_REQUIRED WORK_:
From the records below, copy out each line that has the word "icon".

_EXTRACTED ENTRIES_:
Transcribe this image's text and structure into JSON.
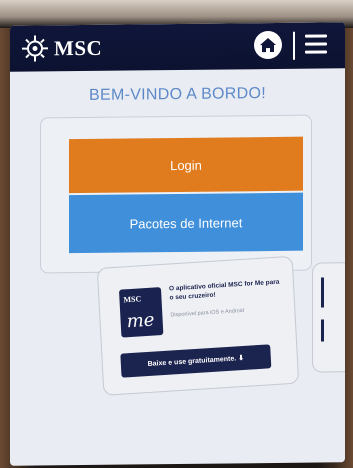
{
  "header": {
    "brand": "MSC",
    "home_icon": "home-icon",
    "menu_icon": "hamburger-menu-icon"
  },
  "welcome": "BEM-VINDO A BORDO!",
  "actions": {
    "login_label": "Login",
    "internet_label": "Pacotes de Internet"
  },
  "app_promo": {
    "logo_top": "MSC",
    "logo_me": "me",
    "title": "O aplicativo oficial MSC for Me para o seu cruzeiro!",
    "subtitle": "Disponível para iOS e Android",
    "download_label": "Baixe e use gratuitamente. ⬇"
  },
  "colors": {
    "navbar": "#10163a",
    "accent_blue": "#5e89c9",
    "login_orange": "#e07b1e",
    "internet_blue": "#3f8fdb",
    "promo_navy": "#1b234f"
  }
}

_EXERCISE RESULT_:
    "home_icon": "home-icon",
    "menu_icon": "hamburger-menu-icon"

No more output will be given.